Please give the listing again in its entirety, exactly as written.

#### RECORD EXCERPTS

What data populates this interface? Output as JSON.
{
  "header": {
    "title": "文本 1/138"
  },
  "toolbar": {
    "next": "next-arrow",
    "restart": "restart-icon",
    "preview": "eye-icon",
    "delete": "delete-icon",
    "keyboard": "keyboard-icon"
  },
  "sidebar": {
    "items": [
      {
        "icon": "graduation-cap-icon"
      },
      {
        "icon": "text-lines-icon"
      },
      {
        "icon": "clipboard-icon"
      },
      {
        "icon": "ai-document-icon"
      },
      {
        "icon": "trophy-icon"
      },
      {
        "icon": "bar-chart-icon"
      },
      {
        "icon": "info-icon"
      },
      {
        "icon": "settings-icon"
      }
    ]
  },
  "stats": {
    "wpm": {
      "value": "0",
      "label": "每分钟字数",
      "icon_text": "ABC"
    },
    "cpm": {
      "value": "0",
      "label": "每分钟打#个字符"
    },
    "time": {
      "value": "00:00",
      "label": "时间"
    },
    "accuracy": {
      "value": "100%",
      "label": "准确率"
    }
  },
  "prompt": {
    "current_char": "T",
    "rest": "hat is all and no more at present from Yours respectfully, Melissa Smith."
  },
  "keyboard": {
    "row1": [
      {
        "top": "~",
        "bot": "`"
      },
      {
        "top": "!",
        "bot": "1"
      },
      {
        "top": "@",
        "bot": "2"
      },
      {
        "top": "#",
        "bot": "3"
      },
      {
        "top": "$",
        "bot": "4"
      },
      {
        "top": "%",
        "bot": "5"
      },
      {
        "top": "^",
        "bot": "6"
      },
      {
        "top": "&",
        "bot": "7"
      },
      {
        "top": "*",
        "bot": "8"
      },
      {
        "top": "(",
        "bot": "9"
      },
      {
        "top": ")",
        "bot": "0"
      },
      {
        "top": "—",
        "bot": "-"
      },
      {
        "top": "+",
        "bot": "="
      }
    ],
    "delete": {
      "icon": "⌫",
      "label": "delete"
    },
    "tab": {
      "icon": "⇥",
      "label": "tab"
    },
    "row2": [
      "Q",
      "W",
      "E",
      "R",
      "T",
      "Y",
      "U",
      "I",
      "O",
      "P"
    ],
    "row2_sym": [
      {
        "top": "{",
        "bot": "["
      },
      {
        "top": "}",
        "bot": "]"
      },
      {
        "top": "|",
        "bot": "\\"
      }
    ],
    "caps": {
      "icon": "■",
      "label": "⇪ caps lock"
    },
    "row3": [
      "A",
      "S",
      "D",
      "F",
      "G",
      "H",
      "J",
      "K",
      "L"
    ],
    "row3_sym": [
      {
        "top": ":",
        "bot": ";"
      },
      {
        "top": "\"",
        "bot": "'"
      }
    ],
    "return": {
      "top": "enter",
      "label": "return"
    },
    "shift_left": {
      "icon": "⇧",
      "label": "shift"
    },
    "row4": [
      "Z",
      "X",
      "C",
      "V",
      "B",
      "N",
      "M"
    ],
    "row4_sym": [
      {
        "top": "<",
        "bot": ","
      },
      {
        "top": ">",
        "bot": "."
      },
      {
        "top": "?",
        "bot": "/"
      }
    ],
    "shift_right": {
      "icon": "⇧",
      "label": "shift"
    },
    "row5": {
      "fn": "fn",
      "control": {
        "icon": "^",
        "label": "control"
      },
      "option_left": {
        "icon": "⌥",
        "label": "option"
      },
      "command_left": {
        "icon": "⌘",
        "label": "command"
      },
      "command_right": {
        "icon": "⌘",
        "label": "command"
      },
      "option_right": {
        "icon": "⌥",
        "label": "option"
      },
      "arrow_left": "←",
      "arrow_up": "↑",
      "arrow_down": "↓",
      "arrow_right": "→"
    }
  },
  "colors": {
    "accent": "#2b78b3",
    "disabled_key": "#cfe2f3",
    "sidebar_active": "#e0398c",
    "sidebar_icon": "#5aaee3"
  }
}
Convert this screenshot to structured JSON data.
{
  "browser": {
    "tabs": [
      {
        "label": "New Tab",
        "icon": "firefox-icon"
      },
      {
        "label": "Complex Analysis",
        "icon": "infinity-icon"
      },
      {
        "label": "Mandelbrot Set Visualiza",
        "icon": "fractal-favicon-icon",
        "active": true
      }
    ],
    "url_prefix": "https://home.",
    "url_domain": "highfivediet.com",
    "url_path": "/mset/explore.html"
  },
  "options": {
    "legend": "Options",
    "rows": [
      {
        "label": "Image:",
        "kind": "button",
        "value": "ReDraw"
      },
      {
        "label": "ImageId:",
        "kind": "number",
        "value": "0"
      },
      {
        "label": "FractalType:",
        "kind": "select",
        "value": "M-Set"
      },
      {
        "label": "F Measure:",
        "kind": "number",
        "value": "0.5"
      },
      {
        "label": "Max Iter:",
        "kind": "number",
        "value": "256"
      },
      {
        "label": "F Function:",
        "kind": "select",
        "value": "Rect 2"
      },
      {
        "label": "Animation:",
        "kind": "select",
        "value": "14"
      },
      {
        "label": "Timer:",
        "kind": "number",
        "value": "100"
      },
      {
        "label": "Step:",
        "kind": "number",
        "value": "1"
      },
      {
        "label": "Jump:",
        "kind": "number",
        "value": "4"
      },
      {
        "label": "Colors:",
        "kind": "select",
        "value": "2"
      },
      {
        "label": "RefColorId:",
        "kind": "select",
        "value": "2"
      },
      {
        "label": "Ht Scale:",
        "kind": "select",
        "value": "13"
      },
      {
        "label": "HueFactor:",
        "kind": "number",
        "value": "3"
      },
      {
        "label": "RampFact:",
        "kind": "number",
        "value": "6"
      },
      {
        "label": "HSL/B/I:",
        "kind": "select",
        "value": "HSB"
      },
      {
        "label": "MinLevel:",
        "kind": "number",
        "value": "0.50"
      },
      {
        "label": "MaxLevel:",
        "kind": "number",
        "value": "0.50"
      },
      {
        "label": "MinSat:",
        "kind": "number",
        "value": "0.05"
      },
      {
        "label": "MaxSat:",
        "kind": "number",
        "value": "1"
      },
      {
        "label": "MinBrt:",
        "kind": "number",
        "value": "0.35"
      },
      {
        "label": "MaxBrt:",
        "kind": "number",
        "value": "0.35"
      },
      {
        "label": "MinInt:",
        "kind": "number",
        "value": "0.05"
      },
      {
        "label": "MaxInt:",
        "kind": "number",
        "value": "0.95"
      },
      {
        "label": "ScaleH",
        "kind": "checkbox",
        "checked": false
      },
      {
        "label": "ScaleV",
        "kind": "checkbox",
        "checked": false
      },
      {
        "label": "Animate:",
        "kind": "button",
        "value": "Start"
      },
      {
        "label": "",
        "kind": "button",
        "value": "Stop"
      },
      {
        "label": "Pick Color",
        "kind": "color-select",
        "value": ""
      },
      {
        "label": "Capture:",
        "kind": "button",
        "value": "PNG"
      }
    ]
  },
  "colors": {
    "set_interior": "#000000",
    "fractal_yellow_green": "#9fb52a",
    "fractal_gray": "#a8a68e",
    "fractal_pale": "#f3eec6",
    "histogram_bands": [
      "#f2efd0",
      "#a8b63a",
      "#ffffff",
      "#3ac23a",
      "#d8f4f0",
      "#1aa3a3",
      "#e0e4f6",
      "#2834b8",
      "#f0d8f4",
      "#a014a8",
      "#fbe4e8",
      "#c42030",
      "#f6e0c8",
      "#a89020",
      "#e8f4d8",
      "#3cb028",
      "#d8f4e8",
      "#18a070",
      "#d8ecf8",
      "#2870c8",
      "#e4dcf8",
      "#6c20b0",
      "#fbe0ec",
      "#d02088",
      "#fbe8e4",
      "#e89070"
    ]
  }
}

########

RESULT:
What data populates this interface? Output as JSON.
{
  "header": {
    "title": "文本 1/138"
  },
  "toolbar": {
    "next": "next-arrow",
    "restart": "restart-icon",
    "preview": "eye-icon",
    "delete": "delete-icon",
    "keyboard": "keyboard-icon"
  },
  "sidebar": {
    "items": [
      {
        "icon": "graduation-cap-icon"
      },
      {
        "icon": "text-lines-icon"
      },
      {
        "icon": "clipboard-icon"
      },
      {
        "icon": "ai-document-icon"
      },
      {
        "icon": "trophy-icon"
      },
      {
        "icon": "bar-chart-icon"
      },
      {
        "icon": "info-icon"
      },
      {
        "icon": "settings-icon"
      }
    ]
  },
  "stats": {
    "wpm": {
      "value": "0",
      "label": "每分钟字数",
      "icon_text": "ABC"
    },
    "cpm": {
      "value": "0",
      "label": "每分钟打#个字符"
    },
    "time": {
      "value": "00:00",
      "label": "时间"
    },
    "accuracy": {
      "value": "100%",
      "label": "准确率"
    }
  },
  "prompt": {
    "current_char": "T",
    "rest": "hat is all and no more at present from Yours respectfully, Melissa Smith."
  },
  "keyboard": {
    "row1": [
      {
        "top": "~",
        "bot": "`"
      },
      {
        "top": "!",
        "bot": "1"
      },
      {
        "top": "@",
        "bot": "2"
      },
      {
        "top": "#",
        "bot": "3"
      },
      {
        "top": "$",
        "bot": "4"
      },
      {
        "top": "%",
        "bot": "5"
      },
      {
        "top": "^",
        "bot": "6"
      },
      {
        "top": "&",
        "bot": "7"
      },
      {
        "top": "*",
        "bot": "8"
      },
      {
        "top": "(",
        "bot": "9"
      },
      {
        "top": ")",
        "bot": "0"
      },
      {
        "top": "—",
        "bot": "-"
      },
      {
        "top": "+",
        "bot": "="
      }
    ],
    "delete": {
      "icon": "⌫",
      "label": "delete"
    },
    "tab": {
      "icon": "⇥",
      "label": "tab"
    },
    "row2": [
      "Q",
      "W",
      "E",
      "R",
      "T",
      "Y",
      "U",
      "I",
      "O",
      "P"
    ],
    "row2_sym": [
      {
        "top": "{",
        "bot": "["
      },
      {
        "top": "}",
        "bot": "]"
      },
      {
        "top": "|",
        "bot": "\\"
      }
    ],
    "caps": {
      "icon": "■",
      "label": "⇪ caps lock"
    },
    "row3": [
      "A",
      "S",
      "D",
      "F",
      "G",
      "H",
      "J",
      "K",
      "L"
    ],
    "row3_sym": [
      {
        "top": ":",
        "bot": ";"
      },
      {
        "top": "\"",
        "bot": "'"
      }
    ],
    "return": {
      "top": "enter",
      "label": "return"
    },
    "shift_left": {
      "icon": "⇧",
      "label": "shift"
    },
    "row4": [
      "Z",
      "X",
      "C",
      "V",
      "B",
      "N",
      "M"
    ],
    "row4_sym": [
      {
        "top": "<",
        "bot": ","
      },
      {
        "top": ">",
        "bot": "."
      },
      {
        "top": "?",
        "bot": "/"
      }
    ],
    "shift_right": {
      "icon": "⇧",
      "label": "shift"
    },
    "row5": {
      "fn": "fn",
      "control": {
        "icon": "^",
        "label": "control"
      },
      "option_left": {
        "icon": "⌥",
        "label": "option"
      },
      "command_left": {
        "icon": "⌘",
        "label": "command"
      },
      "command_right": {
        "icon": "⌘",
        "label": "command"
      },
      "option_right": {
        "icon": "⌥",
        "label": "option"
      },
      "arrow_left": "←",
      "arrow_up": "↑",
      "arrow_down": "↓",
      "arrow_right": "→"
    }
  },
  "colors": {
    "accent": "#2b78b3",
    "disabled_key": "#cfe2f3",
    "sidebar_active": "#e0398c",
    "sidebar_icon": "#5aaee3"
  }
}
Convert this screenshot to structured JSON data.
{
  "browser": {
    "tabs": [
      {
        "label": "New Tab",
        "icon": "firefox-icon"
      },
      {
        "label": "Complex Analysis",
        "icon": "infinity-icon"
      },
      {
        "label": "Mandelbrot Set Visualiza",
        "icon": "fractal-favicon-icon",
        "active": true
      }
    ],
    "url_prefix": "https://home.",
    "url_domain": "highfivediet.com",
    "url_path": "/mset/explore.html"
  },
  "options": {
    "legend": "Options",
    "rows": [
      {
        "label": "Image:",
        "kind": "button",
        "value": "ReDraw"
      },
      {
        "label": "ImageId:",
        "kind": "number",
        "value": "0"
      },
      {
        "label": "FractalType:",
        "kind": "select",
        "value": "M-Set"
      },
      {
        "label": "F Measure:",
        "kind": "number",
        "value": "0.5"
      },
      {
        "label": "Max Iter:",
        "kind": "number",
        "value": "256"
      },
      {
        "label": "F Function:",
        "kind": "select",
        "value": "Rect 2"
      },
      {
        "label": "Animation:",
        "kind": "select",
        "value": "14"
      },
      {
        "label": "Timer:",
        "kind": "number",
        "value": "100"
      },
      {
        "label": "Step:",
        "kind": "number",
        "value": "1"
      },
      {
        "label": "Jump:",
        "kind": "number",
        "value": "4"
      },
      {
        "label": "Colors:",
        "kind": "select",
        "value": "2"
      },
      {
        "label": "RefColorId:",
        "kind": "select",
        "value": "2"
      },
      {
        "label": "Ht Scale:",
        "kind": "select",
        "value": "13"
      },
      {
        "label": "HueFactor:",
        "kind": "number",
        "value": "3"
      },
      {
        "label": "RampFact:",
        "kind": "number",
        "value": "6"
      },
      {
        "label": "HSL/B/I:",
        "kind": "select",
        "value": "HSB"
      },
      {
        "label": "MinLevel:",
        "kind": "number",
        "value": "0.50"
      },
      {
        "label": "MaxLevel:",
        "kind": "number",
        "value": "0.50"
      },
      {
        "label": "MinSat:",
        "kind": "number",
        "value": "0.05"
      },
      {
        "label": "MaxSat:",
        "kind": "number",
        "value": "1"
      },
      {
        "label": "MinBrt:",
        "kind": "number",
        "value": "0.35"
      },
      {
        "label": "MaxBrt:",
        "kind": "number",
        "value": "0.35"
      },
      {
        "label": "MinInt:",
        "kind": "number",
        "value": "0.05"
      },
      {
        "label": "MaxInt:",
        "kind": "number",
        "value": "0.95"
      },
      {
        "label": "ScaleH",
        "kind": "checkbox",
        "checked": false
      },
      {
        "label": "ScaleV",
        "kind": "checkbox",
        "checked": false
      },
      {
        "label": "Animate:",
        "kind": "button",
        "value": "Start"
      },
      {
        "label": "",
        "kind": "button",
        "value": "Stop"
      },
      {
        "label": "Pick Color",
        "kind": "color-select",
        "value": ""
      },
      {
        "label": "Capture:",
        "kind": "button",
        "value": "PNG"
      }
    ]
  },
  "colors": {
    "set_interior": "#000000",
    "fractal_yellow_green": "#9fb52a",
    "fractal_gray": "#a8a68e",
    "fractal_pale": "#f3eec6",
    "histogram_bands": [
      "#f2efd0",
      "#a8b63a",
      "#ffffff",
      "#3ac23a",
      "#d8f4f0",
      "#1aa3a3",
      "#e0e4f6",
      "#2834b8",
      "#f0d8f4",
      "#a014a8",
      "#fbe4e8",
      "#c42030",
      "#f6e0c8",
      "#a89020",
      "#e8f4d8",
      "#3cb028",
      "#d8f4e8",
      "#18a070",
      "#d8ecf8",
      "#2870c8",
      "#e4dcf8",
      "#6c20b0",
      "#fbe0ec",
      "#d02088",
      "#fbe8e4",
      "#e89070"
    ]
  }
}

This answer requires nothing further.